Hyper-convergence (or hyperconvergence) is a type of infrastructure system that is largely software-defined with tightly-integrated compute, storage, networking and virtualization resources. This stands in contrast to a traditional converged infrastructure, where each of these resources is typically handled by a discrete component that serves a singular purpose.
Hyper-convergence is also called hyper-converged infrastructure.
Benefits of Hyper-Converged Infrastructure Systems
Elimination of infrastructure silos and the need for discrete components.
Data processing with a single-policy engine.
Creation of a virtualization-ready environment with highly efficient scalability.
Shift in management paradigm from a hardware approach to an application-focused one, with centralized management, policies and mobility conducted at the virtual machine level.
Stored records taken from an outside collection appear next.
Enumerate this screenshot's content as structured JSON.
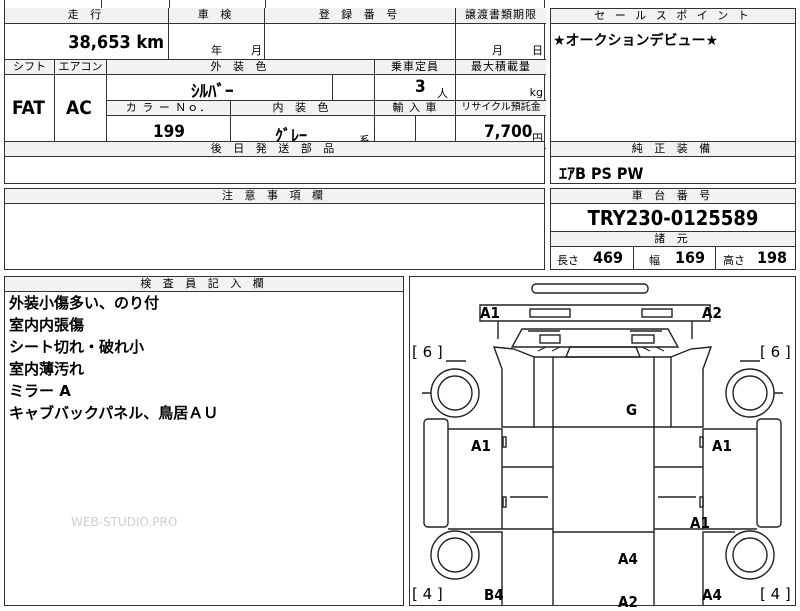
{
  "vehicle": {
    "mileage_header": "走 行",
    "mileage_value": "38,653 km",
    "inspection_header": "車 検",
    "inspection_year_unit": "年",
    "inspection_month_unit": "月",
    "registration_header": "登 録 番 号",
    "transfer_header": "譲渡書類期限",
    "transfer_month_unit": "月",
    "transfer_day_unit": "日",
    "shift_header": "シフト",
    "shift_value": "FAT",
    "ac_header": "エアコン",
    "ac_value": "AC",
    "exterior_color_header": "外 装 色",
    "exterior_color_value": "ｼﾙﾊﾞｰ",
    "capacity_header": "乗車定員",
    "capacity_value": "3",
    "capacity_unit": "人",
    "max_load_header": "最大積載量",
    "max_load_unit": "kg",
    "color_no_header": "カ ラ ー Ｎｏ．",
    "color_no_value": "199",
    "interior_color_header": "内 装 色",
    "interior_color_value": "ｸﾞﾚｰ",
    "interior_suffix": "系",
    "import_header": "輸 入 車",
    "recycle_header": "リサイクル預託金",
    "recycle_value": "7,700",
    "recycle_unit": "円"
  },
  "sales_point": {
    "header": "セ ー ル ス ポ イ ン ト",
    "text": "★オークションデビュー★"
  },
  "later_parts": {
    "header": "後 日 発 送 部 品"
  },
  "standard_equipment": {
    "header": "純 正 装 備",
    "value": "ｴｱB PS PW"
  },
  "notes": {
    "header": "注 意 事 項 欄"
  },
  "chassis": {
    "header": "車 台 番 号",
    "value": "TRY230-0125589"
  },
  "specs": {
    "header": "諸 元",
    "length_label": "長さ",
    "length_value": "469",
    "width_label": "幅",
    "width_value": "169",
    "height_label": "高さ",
    "height_value": "198"
  },
  "inspector": {
    "header": "検 査 員 記 入 欄",
    "lines": [
      "外装小傷多い、のり付",
      "室内内張傷",
      "シート切れ・破れ小",
      "室内薄汚れ",
      "ミラー A",
      "キャブバックパネル、鳥居ＡＵ"
    ]
  },
  "watermark": "WEB-STUDIO.PRO",
  "diagram": {
    "tire_front_left": "[ 6 ]",
    "tire_front_right": "[ 6 ]",
    "tire_rear_left": "[ 4 ]",
    "tire_rear_right": "[ 4 ]",
    "marks": {
      "a1_front_left": "A1",
      "a2_front_right": "A2",
      "g_windshield": "G",
      "a1_left_door": "A1",
      "a1_right_door": "A1",
      "a1_right_bed": "A1",
      "a4_bed": "A4",
      "b4_rear_left": "B4",
      "a2_rear": "A2",
      "a4_rear_right": "A4"
    }
  }
}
Potential CapEx and OpEx Cost savings resulting from streamlined acquisition, deployment, management and support costs as well as reduced complexity, interoperability issues and operational expenses.
Vendors of Hyper-Converged Infrastructure Systems
Some of the well-known established hyper-converged infrastructure vendors include Nutanix, SimpliVity and Scale Computing. VMware entered the hyper-converged infrastructure market recently as well, with the launch of its EVO:RAIL and EVO:RACK hyperconverged offerings, which respectively serve as an all-in-one virtualization solution and a full-scale software-defined data center (SDDC) in a box.
Hyper-Converged System Vendors
Hyper-converged systems are typically served in a commodity hardware box supported by a single vendor. Some companies offer additional technologies in their hyper-converged infrastructure systems beyond compute, storage and networking resources such as data deduplication and compression and WAN optimization.